We really didn't expect anybody to go and put it in the (online) basket and pay 49,000 Swiss francs"
MB&F's e-commerce platform does not list its entire collection but instead offers a selection of a few references, for limited periods of time, on a rotation basis. The choices for these are typically the last remaining piece of a specific model. These are sold in full transparency, with the retail partners transacting with the customer. For this service, MB&F does not receive any extra commissions or fees.
The Legacy Machine No. 2 (LM2) in Red Gold with a Blue Dial featured on its website, is sold via The Hour Glass in Singapore.
"That was a way of showing our retail partners that our shop can be their best friend, because we'll send them customers," Büsser explains. MB&F then expanded upon the concept by contacting their retailers and asking whether they had unsold pieces in store that could be featured on MB&F's e-shop. If a customer expressed an interest in one of these rarities, MB&F would refer them to the retailer to finalise the purchase and delivery. During the past six months, Büsser says, MB&F's partners around the world have shown what they're truly made of. "A lot of retailers amazed us, really supporting us, and I think this was our way of saying, you can always count on us, too."
That was a way of showing our retail partners that our shop can be their best friend, because we'll send them customers"
The brand has long done a tidy online trade in certified pre-owned timepieces. Büsser was nevertheless surprised by the success of MB&F's first foray into e-commerce proper. "We only craft 200 pieces a year," Büsser says, "and if we craft 15 to 20 of the same model a year, that's a lot. So except maybe in Singapore, where there is a big concentration of MB&F fans, it's very difficult to see one (of our watches) on somebody's wrist.

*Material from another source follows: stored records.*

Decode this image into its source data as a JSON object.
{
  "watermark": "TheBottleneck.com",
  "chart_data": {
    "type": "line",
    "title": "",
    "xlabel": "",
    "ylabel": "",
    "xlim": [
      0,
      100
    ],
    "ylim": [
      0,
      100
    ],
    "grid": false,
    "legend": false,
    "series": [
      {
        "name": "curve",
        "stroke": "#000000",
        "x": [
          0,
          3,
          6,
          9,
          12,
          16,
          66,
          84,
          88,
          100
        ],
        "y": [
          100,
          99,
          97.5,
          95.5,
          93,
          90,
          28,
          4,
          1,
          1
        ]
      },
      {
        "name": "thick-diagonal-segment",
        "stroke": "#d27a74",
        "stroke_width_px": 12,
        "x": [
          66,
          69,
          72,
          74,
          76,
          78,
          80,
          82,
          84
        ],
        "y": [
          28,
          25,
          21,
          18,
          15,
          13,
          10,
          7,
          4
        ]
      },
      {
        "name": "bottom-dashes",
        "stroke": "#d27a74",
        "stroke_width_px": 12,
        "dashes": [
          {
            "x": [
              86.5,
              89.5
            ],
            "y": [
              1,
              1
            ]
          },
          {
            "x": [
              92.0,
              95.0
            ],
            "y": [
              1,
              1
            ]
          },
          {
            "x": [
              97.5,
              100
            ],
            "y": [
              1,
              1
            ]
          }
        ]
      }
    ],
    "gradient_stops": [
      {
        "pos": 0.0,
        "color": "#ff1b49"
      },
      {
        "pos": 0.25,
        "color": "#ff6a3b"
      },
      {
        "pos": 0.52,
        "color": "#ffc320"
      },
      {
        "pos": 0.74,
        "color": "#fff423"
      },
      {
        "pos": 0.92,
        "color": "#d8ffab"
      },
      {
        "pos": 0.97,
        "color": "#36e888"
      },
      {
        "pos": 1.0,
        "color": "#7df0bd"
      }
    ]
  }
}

And therefore it's very difficult to just click, put it in a basket, when it's something you've never tried on."
Where a potential buyer will likely have a frame of reference for the product of another luxury watch brand, an MB&F is something altogether more rare and unusual — and expensive. "What we do is special. You need to try it on. You need to look at it," says Büsser. "You don't just see a photo on your phone and go, ‘Okay, I'll take it, here's a hundred grand,' do you? That doesn't seem right. But the Moser collaboration told us, well, actually some people are okay with that." That's why frictionless e-shopping is here to stay at MB&F. "Do I expect a lot of people to go online and buy a piece from us? No. But I have to offer that option," Büsser concludes.
Do I expect a lot of people to go online and buy a piece from us? No. But I have to offer that option"
With its timepieces so often boasting space-age designs, it's only right that MB&F's approach to retail should embrace the world of tomorrow. Whether more traditional watchmakers follow suit remains to be seen. Many may have experienced a rude awakening during the COVID-19 crisis, which saw sales for April 2020 down 80% on the previous year's figures. In part this was due to a plunge in consumer confidence. In part it was a result of the halt of tourism (which accounts for a big slice of watch sales). In part it was thanks to the fact that, with shops shut and brands lacking an e-commerce offering, customers couldn't buy — whether they wanted to or not. Watch companies have paid a steep price for refusing to adopt e-commerce. In doing so, Busser says succinctly, "We've been wrong."